PyGPlates 0.36 released

PyGPlates 0.36 released

PyGPlates enables access to GPlates functionality via the Python programming language.

Download PyGPlates 0.36:-

Download PyGPlates 0.36 from the Download page.

What's new in PyGPlates 0.36:-

  • Versioning scheme changed:
    • This release is version 0.36 (instead of revision 36).
  • Separate binary packages for macOS on Intel (x84_64) and macOS on M1 (arm64).
    • Unlike GPlates, pyGPlates typically needs to be compiled separately for these two architectures.
  • New class topological model:
  • File I/O:
  • New ways to create a rotation between two points, or between two lines:
  • Interior holes supported in polygons (including dateline-wrapped polygons).
  • All geometry types support get_centroid().
    • Avoids having to first test if geometry is a point, multi-point, polyline or polygon.
  • Support all NumPy integer and float scalar types as arguments in pyGPlates:
    • For example, a pyGPlates function accepting a float will also accept a numpy.float64.
  • Bug fixes.

Coming soon:-

  • Anaconda support:
    • conda install pygplates

What's next:-

  • Improve velocities:
    • Make velocities generally easier to calculate.
    • Query velocities (and strain rates) inside deforming networks.
    • Query velocities on topological boundaries (rigid and deforming).
  • Improve the reconstruction/deformation of points using topogical plates and deforming networks:
    • Support creating deforming mesh points within a specific deforming network.
      • Similar to the "Generate Deforming Mesh Points" dialog in GPlates.
    • Query velocities, strain rates and accumulated strain at reconstructed/deformed points.
      • Currently can query their positions and scalars (eg, crustal stretching and tectonic subsidence).

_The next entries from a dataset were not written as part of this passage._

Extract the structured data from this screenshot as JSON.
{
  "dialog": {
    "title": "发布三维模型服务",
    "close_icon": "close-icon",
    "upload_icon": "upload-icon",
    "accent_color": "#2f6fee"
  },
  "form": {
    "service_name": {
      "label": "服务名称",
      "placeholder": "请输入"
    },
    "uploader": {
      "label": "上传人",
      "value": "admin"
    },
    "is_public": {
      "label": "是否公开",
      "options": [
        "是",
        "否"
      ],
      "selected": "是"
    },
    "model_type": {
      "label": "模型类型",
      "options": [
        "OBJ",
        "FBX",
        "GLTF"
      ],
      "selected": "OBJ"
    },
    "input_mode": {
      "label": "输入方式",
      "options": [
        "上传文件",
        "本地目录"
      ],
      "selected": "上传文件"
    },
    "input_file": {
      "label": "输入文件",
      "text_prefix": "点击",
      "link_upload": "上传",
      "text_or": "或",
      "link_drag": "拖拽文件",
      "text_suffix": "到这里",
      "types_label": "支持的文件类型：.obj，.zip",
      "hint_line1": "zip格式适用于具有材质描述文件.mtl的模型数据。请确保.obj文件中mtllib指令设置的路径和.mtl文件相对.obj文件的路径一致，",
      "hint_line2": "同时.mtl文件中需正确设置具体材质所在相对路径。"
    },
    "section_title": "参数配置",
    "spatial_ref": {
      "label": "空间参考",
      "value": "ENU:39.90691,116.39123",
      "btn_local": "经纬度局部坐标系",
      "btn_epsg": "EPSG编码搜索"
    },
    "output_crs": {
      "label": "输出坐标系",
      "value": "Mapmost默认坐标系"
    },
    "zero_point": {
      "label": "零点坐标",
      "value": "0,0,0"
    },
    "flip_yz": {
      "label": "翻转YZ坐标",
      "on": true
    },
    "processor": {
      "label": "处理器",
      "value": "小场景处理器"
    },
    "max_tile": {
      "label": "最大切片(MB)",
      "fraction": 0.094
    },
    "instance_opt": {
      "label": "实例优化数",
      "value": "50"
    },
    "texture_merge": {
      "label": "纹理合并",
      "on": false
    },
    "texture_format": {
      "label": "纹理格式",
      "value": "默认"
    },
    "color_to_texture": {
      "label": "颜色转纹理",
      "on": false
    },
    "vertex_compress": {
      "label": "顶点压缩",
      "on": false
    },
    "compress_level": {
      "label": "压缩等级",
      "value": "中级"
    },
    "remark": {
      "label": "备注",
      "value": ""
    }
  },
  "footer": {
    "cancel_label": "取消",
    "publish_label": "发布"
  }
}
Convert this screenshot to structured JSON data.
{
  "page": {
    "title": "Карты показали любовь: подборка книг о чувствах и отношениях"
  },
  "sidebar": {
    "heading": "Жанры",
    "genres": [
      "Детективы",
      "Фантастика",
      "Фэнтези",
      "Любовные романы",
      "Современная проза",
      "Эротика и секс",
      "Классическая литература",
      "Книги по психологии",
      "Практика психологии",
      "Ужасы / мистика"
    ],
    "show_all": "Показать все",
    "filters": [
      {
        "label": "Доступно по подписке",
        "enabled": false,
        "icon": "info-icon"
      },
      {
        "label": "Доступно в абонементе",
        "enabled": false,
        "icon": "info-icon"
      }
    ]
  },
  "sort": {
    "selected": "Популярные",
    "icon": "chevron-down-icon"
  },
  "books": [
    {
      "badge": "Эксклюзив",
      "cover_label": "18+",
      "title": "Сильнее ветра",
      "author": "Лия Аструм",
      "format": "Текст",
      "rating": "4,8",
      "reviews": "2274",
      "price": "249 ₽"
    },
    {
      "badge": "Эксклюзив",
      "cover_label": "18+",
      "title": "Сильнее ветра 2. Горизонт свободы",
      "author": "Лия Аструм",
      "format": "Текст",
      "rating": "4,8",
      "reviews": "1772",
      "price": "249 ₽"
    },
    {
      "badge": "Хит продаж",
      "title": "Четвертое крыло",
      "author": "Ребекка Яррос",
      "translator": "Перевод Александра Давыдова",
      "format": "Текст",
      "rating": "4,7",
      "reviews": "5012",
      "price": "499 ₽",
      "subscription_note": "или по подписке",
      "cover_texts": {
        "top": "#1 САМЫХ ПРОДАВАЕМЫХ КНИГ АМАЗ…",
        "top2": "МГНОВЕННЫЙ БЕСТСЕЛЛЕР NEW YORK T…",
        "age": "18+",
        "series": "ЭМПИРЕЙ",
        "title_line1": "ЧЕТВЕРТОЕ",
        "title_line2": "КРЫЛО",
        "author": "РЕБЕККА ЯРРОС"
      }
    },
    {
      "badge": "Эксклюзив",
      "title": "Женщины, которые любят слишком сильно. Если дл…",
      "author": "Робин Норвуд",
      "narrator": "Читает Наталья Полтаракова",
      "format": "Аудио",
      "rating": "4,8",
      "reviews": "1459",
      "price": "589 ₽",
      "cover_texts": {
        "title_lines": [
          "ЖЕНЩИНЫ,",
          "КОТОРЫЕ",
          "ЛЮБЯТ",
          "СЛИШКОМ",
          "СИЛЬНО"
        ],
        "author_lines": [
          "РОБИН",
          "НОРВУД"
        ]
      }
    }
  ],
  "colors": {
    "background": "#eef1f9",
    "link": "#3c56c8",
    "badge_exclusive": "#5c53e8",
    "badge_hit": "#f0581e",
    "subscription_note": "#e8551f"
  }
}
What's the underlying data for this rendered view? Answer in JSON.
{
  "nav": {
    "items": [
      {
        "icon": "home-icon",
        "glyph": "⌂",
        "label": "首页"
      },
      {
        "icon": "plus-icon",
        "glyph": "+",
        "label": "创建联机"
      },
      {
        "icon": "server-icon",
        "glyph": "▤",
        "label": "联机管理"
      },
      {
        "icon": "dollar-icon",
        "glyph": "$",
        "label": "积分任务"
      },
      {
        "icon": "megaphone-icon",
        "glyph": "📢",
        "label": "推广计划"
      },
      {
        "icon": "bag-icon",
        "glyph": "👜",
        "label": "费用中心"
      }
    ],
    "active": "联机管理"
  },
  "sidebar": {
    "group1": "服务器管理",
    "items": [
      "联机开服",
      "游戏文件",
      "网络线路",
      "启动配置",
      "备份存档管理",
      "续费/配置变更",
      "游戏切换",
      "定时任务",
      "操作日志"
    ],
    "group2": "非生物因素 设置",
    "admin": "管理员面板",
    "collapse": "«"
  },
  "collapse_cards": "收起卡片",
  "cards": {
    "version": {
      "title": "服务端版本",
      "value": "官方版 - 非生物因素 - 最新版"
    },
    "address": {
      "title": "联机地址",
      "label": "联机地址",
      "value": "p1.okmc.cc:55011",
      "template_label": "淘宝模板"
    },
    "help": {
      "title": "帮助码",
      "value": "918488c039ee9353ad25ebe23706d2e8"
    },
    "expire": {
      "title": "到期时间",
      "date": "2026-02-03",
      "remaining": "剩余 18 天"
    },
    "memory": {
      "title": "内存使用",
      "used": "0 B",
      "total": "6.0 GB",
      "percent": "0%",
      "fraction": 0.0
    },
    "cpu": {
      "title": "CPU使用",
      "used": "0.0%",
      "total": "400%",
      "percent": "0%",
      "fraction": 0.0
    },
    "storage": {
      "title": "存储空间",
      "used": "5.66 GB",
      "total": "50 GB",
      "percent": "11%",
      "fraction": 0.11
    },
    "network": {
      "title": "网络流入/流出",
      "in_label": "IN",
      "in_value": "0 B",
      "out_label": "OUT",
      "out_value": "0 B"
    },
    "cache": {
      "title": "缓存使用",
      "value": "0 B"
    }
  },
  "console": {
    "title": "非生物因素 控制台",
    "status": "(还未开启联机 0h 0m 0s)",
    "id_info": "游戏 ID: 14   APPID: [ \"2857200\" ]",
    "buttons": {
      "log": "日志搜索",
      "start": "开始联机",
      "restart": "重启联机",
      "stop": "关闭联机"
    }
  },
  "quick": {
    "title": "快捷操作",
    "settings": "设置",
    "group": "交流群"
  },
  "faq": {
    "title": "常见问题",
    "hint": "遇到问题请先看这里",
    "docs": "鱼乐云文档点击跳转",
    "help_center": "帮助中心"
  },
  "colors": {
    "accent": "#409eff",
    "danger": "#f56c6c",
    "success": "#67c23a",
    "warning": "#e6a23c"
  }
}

Documentation and tutorials are available on the User Documentation page, and include:

  • an introduction to pyGPlates,
  • an installation guide,
  • a 'Getting Started' tutorial,
  • documented sample code,
  • foundations of pyGPlates, and
  • a detailed reference of pyGPlates functions and classes.

The pyGPlates tutorials are Jupyter Notebooks that analyse and visualise real-world data using pyGPlates. These tutorials complement the sample code in the pyGPlates documentation by providing a more research-oriented focus.